=== EXERCISE DIRECTIONS ===
Each line below should be written out again exactly.

=== Entries from a dataset of interfaces ===
-*-

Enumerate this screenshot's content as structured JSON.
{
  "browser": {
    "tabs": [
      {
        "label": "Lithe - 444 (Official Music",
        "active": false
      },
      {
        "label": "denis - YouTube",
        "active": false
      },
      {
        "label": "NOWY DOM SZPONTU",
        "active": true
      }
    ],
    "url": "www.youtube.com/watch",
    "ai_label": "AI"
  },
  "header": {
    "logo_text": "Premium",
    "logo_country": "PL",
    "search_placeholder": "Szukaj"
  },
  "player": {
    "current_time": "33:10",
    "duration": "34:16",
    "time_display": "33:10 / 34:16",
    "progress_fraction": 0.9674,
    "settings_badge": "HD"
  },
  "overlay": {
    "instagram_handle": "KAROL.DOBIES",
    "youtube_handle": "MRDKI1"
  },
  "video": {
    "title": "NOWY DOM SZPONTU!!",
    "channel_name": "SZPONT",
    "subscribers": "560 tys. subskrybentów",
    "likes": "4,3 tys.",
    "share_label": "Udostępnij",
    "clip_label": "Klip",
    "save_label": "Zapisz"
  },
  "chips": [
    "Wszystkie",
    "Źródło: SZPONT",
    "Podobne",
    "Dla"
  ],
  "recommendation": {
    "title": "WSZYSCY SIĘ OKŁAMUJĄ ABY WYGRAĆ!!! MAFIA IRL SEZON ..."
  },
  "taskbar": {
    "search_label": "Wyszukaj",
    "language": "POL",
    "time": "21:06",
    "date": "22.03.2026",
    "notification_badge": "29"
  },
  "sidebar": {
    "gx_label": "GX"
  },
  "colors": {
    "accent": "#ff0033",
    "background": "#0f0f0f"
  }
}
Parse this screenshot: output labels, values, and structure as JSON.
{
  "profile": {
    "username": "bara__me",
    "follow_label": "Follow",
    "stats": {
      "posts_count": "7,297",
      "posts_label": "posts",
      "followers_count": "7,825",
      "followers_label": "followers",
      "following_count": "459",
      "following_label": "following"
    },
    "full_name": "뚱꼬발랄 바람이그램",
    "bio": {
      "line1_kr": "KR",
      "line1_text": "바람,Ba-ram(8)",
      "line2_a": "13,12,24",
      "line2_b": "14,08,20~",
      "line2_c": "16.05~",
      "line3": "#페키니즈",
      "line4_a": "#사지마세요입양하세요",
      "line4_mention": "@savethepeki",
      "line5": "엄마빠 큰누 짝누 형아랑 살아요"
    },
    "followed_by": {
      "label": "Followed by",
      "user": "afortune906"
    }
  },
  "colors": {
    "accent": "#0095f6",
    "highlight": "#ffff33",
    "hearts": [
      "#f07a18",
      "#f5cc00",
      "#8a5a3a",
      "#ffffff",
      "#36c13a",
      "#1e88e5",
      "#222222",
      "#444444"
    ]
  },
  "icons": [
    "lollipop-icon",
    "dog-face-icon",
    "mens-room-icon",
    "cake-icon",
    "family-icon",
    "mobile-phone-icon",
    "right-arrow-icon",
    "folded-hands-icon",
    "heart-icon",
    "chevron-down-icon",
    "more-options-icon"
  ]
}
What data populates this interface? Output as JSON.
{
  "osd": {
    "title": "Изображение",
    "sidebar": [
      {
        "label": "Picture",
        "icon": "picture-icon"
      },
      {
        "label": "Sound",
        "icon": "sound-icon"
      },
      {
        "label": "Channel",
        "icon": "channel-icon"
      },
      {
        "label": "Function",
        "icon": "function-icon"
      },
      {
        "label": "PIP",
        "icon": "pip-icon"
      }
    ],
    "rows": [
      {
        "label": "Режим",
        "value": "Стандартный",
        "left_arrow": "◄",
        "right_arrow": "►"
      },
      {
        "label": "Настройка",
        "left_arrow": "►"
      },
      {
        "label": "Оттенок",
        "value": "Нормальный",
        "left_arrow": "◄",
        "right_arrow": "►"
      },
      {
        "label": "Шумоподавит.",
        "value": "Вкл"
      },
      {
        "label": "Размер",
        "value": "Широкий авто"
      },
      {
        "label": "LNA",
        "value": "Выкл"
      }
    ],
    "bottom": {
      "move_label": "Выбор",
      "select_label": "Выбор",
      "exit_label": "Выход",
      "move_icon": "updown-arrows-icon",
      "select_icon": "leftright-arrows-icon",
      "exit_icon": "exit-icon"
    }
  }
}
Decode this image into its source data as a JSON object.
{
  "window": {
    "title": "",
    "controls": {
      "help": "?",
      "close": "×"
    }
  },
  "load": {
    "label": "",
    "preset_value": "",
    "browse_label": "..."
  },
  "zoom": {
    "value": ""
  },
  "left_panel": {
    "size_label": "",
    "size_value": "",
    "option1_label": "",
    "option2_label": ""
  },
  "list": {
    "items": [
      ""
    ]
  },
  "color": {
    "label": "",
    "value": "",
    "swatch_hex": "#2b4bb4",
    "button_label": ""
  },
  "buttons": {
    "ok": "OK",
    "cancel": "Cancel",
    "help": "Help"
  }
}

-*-

=== EXERCISE ANSWER ===
Enumerate this screenshot's content as structured JSON.
{
  "browser": {
    "tabs": [
      {
        "label": "Lithe - 444 (Official Music",
        "active": false
      },
      {
        "label": "denis - YouTube",
        "active": false
      },
      {
        "label": "NOWY DOM SZPONTU",
        "active": true
      }
    ],
    "url": "www.youtube.com/watch",
    "ai_label": "AI"
  },
  "header": {
    "logo_text": "Premium",
    "logo_country": "PL",
    "search_placeholder": "Szukaj"
  },
  "player": {
    "current_time": "33:10",
    "duration": "34:16",
    "time_display": "33:10 / 34:16",
    "progress_fraction": 0.9674,
    "settings_badge": "HD"
  },
  "overlay": {
    "instagram_handle": "KAROL.DOBIES",
    "youtube_handle": "MRDKI1"
  },
  "video": {
    "title": "NOWY DOM SZPONTU!!",
    "channel_name": "SZPONT",
    "subscribers": "560 tys. subskrybentów",
    "likes": "4,3 tys.",
    "share_label": "Udostępnij",
    "clip_label": "Klip",
    "save_label": "Zapisz"
  },
  "chips": [
    "Wszystkie",
    "Źródło: SZPONT",
    "Podobne",
    "Dla"
  ],
  "recommendation": {
    "title": "WSZYSCY SIĘ OKŁAMUJĄ ABY WYGRAĆ!!! MAFIA IRL SEZON ..."
  },
  "taskbar": {
    "search_label": "Wyszukaj",
    "language": "POL",
    "time": "21:06",
    "date": "22.03.2026",
    "notification_badge": "29"
  },
  "sidebar": {
    "gx_label": "GX"
  },
  "colors": {
    "accent": "#ff0033",
    "background": "#0f0f0f"
  }
}
Parse this screenshot: output labels, values, and structure as JSON.
{
  "profile": {
    "username": "bara__me",
    "follow_label": "Follow",
    "stats": {
      "posts_count": "7,297",
      "posts_label": "posts",
      "followers_count": "7,825",
      "followers_label": "followers",
      "following_count": "459",
      "following_label": "following"
    },
    "full_name": "뚱꼬발랄 바람이그램",
    "bio": {
      "line1_kr": "KR",
      "line1_text": "바람,Ba-ram(8)",
      "line2_a": "13,12,24",
      "line2_b": "14,08,20~",
      "line2_c": "16.05~",
      "line3": "#페키니즈",
      "line4_a": "#사지마세요입양하세요",
      "line4_mention": "@savethepeki",
      "line5": "엄마빠 큰누 짝누 형아랑 살아요"
    },
    "followed_by": {
      "label": "Followed by",
      "user": "afortune906"
    }
  },
  "colors": {
    "accent": "#0095f6",
    "highlight": "#ffff33",
    "hearts": [
      "#f07a18",
      "#f5cc00",
      "#8a5a3a",
      "#ffffff",
      "#36c13a",
      "#1e88e5",
      "#222222",
      "#444444"
    ]
  },
  "icons": [
    "lollipop-icon",
    "dog-face-icon",
    "mens-room-icon",
    "cake-icon",
    "family-icon",
    "mobile-phone-icon",
    "right-arrow-icon",
    "folded-hands-icon",
    "heart-icon",
    "chevron-down-icon",
    "more-options-icon"
  ]
}
What data populates this interface? Output as JSON.
{
  "osd": {
    "title": "Изображение",
    "sidebar": [
      {
        "label": "Picture",
        "icon": "picture-icon"
      },
      {
        "label": "Sound",
        "icon": "sound-icon"
      },
      {
        "label": "Channel",
        "icon": "channel-icon"
      },
      {
        "label": "Function",
        "icon": "function-icon"
      },
      {
        "label": "PIP",
        "icon": "pip-icon"
      }
    ],
    "rows": [
      {
        "label": "Режим",
        "value": "Стандартный",
        "left_arrow": "◄",
        "right_arrow": "►"
      },
      {
        "label": "Настройка",
        "left_arrow": "►"
      },
      {
        "label": "Оттенок",
        "value": "Нормальный",
        "left_arrow": "◄",
        "right_arrow": "►"
      },
      {
        "label": "Шумоподавит.",
        "value": "Вкл"
      },
      {
        "label": "Размер",
        "value": "Широкий авто"
      },
      {
        "label": "LNA",
        "value": "Выкл"
      }
    ],
    "bottom": {
      "move_label": "Выбор",
      "select_label": "Выбор",
      "exit_label": "Выход",
      "move_icon": "updown-arrows-icon",
      "select_icon": "leftright-arrows-icon",
      "exit_icon": "exit-icon"
    }
  }
}
Decode this image into its source data as a JSON object.
{
  "window": {
    "title": "",
    "controls": {
      "help": "?",
      "close": "×"
    }
  },
  "load": {
    "label": "",
    "preset_value": "",
    "browse_label": "..."
  },
  "zoom": {
    "value": ""
  },
  "left_panel": {
    "size_label": "",
    "size_value": "",
    "option1_label": "",
    "option2_label": ""
  },
  "list": {
    "items": [
      ""
    ]
  },
  "color": {
    "label": "",
    "value": "",
    "swatch_hex": "#2b4bb4",
    "button_label": ""
  },
  "buttons": {
    "ok": "OK",
    "cancel": "Cancel",
    "help": "Help"
  }
}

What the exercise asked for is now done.